Friday, September 26, 2008
Making Peace With God
Note: I first posted this piece almost two years ago, but I'm reposting it, because I think the issues it discusses are increasingly urgent. I know not everyone will agree with my opinions, but I hope you'll at least find food for thought.
Thank you for reading.
Quite a while ago now, one of my hospital patients, an older gentleman, looked up at me from his gurney and laughed when I told him I was a volunteer chaplain. "Young lady, I made my peace with God before you were born."
"Good for you," I said. "How did you do that?"
So he told me.
He'd worked for the OSS in WWII. He got dropped behind enemy lines to assassinate people. "I was very young. The work sounded exciting before I started. I had no idea what it would do to me. You can't imagine what it's like to kill another human being, until you've done it.
"When I came home, I made a vow to God that I would never again intentionally hurt another person. And I never have."
Last spring, Gary and I went to Maui with friends. I'd read about breadfruit and wanted to try it, so one day we stopped at a fruit stand. The man who ran the place had long hair, lots of hemp jewelry, and a dreamy look in his eyes. He looked like a walking stereotype of a New Age flower child.
I admired a wooden cross he was wearing. He smiled and said, "Thank you. One of my patients gave it to me. It's from Africa."
"One of your patients? Are you a doctor or nurse?"
"I'm a spiritual healer," he told us. And then he told us that a long time ago, he'd been Special Forces, until he became disillusioned with the work and started to question what he was doing, and why. His loss of faith in the U.S. government was so profound that he left the country for a while, living in exile. When he came back home, it was to work as a healer.
When we went back to the car with our breadfruit, I said, "Special Forces? Aren't they the people who learn, like, seven ways to kill somebody with one finger?"
"Yeah," Gary said, and shook his head. "That guy went from being a spiritual killer to being a spiritual healer."
I thought immediately of my OSS patient. Both of these men made their peace with God by making peace with other people. I wonder how many other former military personnel have done the same thing.
I've met a lot of scarred veterans at the hospital, and other places. They're haunted by what they've seen and by what they've done, even when they did those things for reasons they believed were just. I think a lot of us don't want to think about what we ask of our military when we ask them to kill for us. We don't want to acknowledge the cost. We want to believe that if someone deems a death necessary, that death won't hurt the person charged with making it happen.

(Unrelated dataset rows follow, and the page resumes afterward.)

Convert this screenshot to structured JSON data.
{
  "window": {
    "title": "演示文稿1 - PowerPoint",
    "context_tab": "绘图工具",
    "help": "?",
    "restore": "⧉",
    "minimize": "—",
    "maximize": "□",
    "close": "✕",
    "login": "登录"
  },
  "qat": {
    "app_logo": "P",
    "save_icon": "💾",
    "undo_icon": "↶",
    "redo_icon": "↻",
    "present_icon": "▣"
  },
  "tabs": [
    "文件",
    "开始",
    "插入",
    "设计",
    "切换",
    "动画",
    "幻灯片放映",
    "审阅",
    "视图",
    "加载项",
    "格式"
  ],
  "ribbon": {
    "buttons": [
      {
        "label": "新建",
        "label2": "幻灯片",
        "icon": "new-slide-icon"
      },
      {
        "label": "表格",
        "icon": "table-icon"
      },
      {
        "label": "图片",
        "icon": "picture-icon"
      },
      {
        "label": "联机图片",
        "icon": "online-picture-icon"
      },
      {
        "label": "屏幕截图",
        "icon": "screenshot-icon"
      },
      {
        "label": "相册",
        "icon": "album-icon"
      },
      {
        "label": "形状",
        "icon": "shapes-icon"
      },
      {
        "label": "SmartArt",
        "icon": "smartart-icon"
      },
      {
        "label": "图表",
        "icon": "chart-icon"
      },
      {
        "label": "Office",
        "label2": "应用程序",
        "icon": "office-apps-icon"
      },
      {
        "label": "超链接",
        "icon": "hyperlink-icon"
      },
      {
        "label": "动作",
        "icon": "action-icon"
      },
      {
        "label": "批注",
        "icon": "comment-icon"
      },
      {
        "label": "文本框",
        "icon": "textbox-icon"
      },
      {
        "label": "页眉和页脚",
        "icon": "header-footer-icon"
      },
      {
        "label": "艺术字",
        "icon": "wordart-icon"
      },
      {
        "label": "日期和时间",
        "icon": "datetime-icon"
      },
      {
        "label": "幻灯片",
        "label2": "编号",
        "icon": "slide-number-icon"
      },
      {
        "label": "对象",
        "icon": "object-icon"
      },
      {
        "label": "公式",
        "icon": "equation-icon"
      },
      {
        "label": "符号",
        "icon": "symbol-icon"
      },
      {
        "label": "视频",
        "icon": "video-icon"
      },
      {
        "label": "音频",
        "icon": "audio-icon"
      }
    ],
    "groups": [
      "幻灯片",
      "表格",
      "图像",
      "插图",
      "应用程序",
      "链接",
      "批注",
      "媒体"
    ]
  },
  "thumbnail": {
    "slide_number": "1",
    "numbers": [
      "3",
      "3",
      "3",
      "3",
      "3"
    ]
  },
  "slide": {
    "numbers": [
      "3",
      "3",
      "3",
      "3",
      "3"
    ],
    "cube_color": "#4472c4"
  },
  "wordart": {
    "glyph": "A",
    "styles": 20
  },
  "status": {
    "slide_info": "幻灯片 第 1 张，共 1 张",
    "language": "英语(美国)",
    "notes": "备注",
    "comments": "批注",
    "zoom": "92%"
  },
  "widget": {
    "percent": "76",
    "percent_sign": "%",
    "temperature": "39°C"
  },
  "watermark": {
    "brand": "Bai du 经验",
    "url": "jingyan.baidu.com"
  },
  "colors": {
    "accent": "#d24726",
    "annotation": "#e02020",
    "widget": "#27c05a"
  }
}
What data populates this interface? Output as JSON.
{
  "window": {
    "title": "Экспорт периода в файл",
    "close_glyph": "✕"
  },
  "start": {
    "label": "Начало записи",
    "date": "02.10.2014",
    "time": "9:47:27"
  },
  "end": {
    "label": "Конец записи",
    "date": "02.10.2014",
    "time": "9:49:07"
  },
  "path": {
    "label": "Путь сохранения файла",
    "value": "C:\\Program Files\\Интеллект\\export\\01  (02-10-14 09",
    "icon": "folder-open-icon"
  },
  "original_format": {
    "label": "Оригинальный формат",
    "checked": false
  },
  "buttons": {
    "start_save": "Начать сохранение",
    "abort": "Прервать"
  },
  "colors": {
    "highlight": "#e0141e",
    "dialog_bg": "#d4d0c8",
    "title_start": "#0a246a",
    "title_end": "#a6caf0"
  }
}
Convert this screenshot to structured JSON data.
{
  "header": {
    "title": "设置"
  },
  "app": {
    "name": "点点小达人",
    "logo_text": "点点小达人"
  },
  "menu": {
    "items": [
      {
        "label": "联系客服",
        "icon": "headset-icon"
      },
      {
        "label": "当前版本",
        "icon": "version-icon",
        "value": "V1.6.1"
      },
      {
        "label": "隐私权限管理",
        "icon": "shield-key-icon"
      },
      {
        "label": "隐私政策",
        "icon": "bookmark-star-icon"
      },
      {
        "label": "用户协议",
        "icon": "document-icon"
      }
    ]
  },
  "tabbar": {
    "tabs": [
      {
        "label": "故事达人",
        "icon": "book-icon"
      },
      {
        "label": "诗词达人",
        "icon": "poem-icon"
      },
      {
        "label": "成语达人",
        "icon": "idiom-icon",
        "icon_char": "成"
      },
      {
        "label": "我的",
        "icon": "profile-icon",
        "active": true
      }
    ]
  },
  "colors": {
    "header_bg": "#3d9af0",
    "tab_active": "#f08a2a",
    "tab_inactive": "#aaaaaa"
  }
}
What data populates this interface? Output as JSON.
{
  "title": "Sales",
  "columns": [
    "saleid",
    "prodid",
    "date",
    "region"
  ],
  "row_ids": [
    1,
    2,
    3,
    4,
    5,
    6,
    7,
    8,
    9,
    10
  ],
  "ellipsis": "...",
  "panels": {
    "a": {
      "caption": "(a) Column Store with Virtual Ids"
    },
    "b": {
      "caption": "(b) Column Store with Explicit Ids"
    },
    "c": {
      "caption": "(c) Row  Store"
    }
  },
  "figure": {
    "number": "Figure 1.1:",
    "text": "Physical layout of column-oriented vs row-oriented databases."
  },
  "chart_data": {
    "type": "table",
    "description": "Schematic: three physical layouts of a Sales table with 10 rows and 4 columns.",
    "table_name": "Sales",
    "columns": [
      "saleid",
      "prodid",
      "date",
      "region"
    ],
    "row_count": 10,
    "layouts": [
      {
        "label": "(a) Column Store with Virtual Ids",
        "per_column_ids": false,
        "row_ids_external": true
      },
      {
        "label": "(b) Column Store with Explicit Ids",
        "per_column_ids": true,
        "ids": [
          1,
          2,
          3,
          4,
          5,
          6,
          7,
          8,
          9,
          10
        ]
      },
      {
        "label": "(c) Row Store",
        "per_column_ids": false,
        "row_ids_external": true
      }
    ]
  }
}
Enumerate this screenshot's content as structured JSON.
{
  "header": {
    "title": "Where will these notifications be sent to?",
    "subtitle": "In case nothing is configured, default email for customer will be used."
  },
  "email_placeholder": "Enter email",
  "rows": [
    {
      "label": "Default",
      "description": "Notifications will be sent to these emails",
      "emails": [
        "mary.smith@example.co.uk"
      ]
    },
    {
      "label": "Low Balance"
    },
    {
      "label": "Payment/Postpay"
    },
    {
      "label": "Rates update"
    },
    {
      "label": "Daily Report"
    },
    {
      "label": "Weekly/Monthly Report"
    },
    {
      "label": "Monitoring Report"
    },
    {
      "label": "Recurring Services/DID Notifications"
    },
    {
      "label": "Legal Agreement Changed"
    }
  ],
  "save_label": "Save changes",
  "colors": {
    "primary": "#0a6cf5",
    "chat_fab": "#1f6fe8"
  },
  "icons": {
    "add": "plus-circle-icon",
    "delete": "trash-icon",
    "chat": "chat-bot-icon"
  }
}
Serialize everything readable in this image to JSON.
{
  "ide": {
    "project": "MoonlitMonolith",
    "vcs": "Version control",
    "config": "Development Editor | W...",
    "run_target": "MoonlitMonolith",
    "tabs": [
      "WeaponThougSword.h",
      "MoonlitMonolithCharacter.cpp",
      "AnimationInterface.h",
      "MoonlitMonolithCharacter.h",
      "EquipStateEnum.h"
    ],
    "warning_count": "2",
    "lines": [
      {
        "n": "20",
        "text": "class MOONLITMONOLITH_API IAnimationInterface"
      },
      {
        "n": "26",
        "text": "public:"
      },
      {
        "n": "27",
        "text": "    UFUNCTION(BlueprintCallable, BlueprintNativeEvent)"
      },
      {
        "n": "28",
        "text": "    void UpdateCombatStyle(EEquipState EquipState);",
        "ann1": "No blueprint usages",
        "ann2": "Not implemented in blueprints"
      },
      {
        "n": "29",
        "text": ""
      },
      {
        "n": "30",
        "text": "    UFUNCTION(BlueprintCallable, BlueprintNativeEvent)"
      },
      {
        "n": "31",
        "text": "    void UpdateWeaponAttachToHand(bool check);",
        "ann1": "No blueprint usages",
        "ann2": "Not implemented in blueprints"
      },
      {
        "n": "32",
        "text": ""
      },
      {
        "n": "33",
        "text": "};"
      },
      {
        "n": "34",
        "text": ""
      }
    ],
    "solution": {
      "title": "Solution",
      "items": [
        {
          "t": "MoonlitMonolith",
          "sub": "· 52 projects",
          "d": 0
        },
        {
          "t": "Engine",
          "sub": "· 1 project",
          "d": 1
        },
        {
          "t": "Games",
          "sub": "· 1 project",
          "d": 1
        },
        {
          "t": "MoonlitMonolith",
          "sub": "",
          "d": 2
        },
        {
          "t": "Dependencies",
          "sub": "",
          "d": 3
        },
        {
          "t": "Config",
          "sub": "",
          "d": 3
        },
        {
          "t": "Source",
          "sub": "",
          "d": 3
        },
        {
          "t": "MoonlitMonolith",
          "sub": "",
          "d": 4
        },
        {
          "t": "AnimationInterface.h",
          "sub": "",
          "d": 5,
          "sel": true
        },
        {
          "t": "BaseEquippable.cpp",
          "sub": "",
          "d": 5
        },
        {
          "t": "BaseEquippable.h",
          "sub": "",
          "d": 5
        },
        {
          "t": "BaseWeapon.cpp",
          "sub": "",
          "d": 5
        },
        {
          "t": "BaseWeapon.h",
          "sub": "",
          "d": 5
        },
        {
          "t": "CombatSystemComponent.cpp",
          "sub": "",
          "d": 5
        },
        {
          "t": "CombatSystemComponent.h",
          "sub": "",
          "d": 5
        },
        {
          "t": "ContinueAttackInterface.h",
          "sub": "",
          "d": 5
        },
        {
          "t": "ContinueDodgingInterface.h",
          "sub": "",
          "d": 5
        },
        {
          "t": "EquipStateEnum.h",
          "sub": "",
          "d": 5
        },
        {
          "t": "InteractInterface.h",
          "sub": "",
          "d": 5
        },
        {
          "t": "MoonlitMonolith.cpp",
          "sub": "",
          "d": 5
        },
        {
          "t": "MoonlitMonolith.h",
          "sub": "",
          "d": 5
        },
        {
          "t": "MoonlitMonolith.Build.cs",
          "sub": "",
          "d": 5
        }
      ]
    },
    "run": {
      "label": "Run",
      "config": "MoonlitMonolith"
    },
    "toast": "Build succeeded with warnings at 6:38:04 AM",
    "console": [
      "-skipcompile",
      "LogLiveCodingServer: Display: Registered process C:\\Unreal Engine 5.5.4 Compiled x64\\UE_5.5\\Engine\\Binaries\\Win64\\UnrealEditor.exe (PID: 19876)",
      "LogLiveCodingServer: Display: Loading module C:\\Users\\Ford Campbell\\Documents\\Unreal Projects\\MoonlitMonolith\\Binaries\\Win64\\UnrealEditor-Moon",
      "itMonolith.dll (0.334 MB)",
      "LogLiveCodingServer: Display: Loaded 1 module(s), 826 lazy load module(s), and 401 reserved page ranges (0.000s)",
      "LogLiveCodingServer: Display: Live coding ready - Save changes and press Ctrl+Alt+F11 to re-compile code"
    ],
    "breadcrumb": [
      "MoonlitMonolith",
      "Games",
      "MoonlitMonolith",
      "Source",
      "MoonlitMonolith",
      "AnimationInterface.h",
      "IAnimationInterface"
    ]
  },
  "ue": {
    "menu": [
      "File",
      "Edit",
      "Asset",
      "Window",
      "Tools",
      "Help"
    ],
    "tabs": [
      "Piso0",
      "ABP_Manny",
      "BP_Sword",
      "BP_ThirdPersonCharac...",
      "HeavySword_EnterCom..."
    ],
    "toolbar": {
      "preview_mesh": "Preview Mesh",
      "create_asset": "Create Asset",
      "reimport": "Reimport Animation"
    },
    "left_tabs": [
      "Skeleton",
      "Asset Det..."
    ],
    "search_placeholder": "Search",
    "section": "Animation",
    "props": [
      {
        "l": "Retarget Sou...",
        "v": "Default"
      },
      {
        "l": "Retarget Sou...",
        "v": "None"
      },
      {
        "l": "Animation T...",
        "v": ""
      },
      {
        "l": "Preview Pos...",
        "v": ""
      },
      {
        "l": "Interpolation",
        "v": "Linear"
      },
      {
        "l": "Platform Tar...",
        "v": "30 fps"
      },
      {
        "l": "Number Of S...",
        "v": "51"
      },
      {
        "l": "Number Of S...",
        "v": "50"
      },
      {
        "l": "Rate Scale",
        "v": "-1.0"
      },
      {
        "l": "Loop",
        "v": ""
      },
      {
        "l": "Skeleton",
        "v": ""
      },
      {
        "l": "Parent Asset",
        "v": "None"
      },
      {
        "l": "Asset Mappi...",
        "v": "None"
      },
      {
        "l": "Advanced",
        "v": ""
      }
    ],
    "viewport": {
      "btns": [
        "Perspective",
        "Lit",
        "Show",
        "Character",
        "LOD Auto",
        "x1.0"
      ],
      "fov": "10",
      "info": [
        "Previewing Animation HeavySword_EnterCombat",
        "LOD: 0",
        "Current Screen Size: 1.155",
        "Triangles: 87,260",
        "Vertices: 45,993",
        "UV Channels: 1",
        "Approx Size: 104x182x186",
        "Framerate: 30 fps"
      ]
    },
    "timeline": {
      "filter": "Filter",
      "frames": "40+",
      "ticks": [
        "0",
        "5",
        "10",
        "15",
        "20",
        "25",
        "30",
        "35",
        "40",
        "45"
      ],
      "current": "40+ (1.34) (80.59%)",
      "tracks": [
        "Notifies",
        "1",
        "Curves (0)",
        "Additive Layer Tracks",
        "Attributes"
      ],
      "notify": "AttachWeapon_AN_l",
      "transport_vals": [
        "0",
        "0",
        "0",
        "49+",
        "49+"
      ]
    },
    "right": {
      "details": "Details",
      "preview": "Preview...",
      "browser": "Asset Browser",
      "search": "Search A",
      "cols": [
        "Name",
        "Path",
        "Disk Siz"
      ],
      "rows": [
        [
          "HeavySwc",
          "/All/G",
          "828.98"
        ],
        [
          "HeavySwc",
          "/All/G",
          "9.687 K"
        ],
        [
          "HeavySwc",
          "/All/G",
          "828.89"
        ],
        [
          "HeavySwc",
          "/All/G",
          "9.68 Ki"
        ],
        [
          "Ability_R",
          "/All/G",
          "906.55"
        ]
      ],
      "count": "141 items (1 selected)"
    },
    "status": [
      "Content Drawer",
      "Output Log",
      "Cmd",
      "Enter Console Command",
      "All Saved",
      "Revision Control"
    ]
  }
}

Some of us also want to believe that people who've killed for reasons we don't consider just can't be forgiven, can't change, can't be redeemed. These people, many of us believe, deserve to die: but the people charged with making those deaths happen must, of course, be exempt from any ill effects, because their actions are just.
Here's a New Yorker article about the trauma experienced by soldiers in Iraq who've taken lives. Here's a link to "Witness to an Execution," an NPR story about the prison employees who work on Death Row in Huntsville, Texas. These people believe in what they're doing. It still takes a toll on them.
"You can't imagine what it's like to kill another human being, until you've done it." The good news is that people who've killed can heal, and heal others: they can get better. They can make their peace with God. At least two of them have.
Surely others can, too. But surely our military and prison personnel would be better off if they didn't have to. And surely our death-row inmates -- and the prison staff who care for them -- would be better off if we acknowledged that at least some of them, too, can change.
I'm not quite able to label myself a pacifist; I'm a reluctant adherant of just-war theory. (I also believe that very few conflicts meet the stringent definition of a just war.) I imagine that my OSS patient and the Special-Forces spiritual healer might be, too, although we didn't discuss it. Returning combat veterans need our love and support and prayers. They need our help as they seek healing.
We can begin to help them by making our own vow: a promise never to forget the magnitude of what we've asked of them.